Records from a dataset:
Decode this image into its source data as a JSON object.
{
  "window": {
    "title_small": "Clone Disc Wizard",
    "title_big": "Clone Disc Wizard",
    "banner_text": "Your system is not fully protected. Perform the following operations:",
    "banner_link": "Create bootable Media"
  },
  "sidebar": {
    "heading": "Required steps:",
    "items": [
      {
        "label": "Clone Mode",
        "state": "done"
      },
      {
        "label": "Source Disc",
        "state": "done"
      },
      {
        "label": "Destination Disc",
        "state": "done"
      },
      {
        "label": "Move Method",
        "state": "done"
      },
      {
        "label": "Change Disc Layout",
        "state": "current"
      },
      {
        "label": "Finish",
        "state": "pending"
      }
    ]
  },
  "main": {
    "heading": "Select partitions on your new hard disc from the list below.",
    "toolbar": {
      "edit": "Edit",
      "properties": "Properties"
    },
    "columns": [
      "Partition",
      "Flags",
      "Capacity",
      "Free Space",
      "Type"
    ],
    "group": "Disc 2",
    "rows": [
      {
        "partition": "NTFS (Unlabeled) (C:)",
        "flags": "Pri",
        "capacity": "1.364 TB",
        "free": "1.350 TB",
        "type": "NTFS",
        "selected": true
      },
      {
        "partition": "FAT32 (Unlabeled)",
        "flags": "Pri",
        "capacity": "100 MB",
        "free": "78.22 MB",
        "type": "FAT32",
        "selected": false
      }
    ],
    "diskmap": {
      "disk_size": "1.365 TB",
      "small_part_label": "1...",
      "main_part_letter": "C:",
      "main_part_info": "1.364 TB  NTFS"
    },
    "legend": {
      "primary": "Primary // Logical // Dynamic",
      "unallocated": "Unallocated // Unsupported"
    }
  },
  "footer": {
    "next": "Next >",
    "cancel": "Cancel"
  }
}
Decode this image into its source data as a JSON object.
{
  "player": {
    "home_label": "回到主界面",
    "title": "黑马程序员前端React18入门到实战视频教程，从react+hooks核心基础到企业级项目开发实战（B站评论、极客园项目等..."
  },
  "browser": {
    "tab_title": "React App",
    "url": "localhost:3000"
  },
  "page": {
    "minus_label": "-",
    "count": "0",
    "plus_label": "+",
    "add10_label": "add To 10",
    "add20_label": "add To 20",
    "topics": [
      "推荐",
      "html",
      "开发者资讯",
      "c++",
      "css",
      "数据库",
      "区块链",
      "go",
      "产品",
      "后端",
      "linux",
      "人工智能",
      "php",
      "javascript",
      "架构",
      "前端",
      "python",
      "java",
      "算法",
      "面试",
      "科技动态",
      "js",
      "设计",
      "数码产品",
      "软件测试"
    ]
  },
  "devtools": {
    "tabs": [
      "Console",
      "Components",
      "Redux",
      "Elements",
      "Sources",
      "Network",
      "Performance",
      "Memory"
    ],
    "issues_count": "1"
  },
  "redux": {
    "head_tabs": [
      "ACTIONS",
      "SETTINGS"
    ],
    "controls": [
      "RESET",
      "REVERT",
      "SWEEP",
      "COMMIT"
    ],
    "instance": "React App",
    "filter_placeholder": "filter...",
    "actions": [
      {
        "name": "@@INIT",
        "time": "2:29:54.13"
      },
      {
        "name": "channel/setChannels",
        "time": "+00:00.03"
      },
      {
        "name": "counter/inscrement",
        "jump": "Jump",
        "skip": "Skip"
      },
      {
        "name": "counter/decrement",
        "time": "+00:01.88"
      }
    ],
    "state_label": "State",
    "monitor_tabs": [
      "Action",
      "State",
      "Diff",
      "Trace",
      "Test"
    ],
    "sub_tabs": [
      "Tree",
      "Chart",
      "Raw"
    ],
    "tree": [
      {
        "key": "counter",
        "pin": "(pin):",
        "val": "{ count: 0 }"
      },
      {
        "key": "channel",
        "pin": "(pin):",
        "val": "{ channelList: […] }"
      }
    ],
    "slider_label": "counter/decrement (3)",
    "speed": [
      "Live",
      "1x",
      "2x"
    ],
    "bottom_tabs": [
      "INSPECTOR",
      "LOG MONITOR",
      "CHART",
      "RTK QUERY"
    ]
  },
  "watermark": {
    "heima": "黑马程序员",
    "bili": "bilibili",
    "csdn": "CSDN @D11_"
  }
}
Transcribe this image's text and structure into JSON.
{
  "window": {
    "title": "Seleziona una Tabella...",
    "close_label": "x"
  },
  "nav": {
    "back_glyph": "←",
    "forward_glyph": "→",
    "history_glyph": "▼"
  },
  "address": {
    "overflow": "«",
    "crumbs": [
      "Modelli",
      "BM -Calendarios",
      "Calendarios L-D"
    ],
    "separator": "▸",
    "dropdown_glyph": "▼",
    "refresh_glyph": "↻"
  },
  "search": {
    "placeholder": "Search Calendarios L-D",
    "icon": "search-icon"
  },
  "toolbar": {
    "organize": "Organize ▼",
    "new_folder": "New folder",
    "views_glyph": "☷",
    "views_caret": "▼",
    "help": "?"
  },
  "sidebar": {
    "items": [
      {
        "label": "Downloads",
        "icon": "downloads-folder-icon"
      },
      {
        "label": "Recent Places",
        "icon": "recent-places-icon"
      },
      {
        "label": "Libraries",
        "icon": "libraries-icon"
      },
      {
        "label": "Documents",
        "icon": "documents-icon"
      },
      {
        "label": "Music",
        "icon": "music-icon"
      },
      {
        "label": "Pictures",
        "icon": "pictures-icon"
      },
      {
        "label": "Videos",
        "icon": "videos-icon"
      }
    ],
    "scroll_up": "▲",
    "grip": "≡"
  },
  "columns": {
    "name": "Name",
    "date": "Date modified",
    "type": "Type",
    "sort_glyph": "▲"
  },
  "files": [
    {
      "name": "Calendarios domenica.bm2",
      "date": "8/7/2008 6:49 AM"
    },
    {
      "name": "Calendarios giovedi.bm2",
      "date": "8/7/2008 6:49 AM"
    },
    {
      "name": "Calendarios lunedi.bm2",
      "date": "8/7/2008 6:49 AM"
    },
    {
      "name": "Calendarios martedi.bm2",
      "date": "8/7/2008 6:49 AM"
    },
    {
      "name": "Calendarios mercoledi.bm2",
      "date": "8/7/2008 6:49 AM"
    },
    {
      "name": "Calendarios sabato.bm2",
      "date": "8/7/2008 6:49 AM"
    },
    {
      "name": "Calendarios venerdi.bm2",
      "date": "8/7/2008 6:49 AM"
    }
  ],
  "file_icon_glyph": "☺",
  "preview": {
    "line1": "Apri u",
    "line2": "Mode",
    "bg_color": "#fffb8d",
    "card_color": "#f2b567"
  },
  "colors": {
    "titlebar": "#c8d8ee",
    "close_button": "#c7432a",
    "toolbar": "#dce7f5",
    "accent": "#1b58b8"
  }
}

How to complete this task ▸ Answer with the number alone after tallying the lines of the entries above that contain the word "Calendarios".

Task answer ▸ 10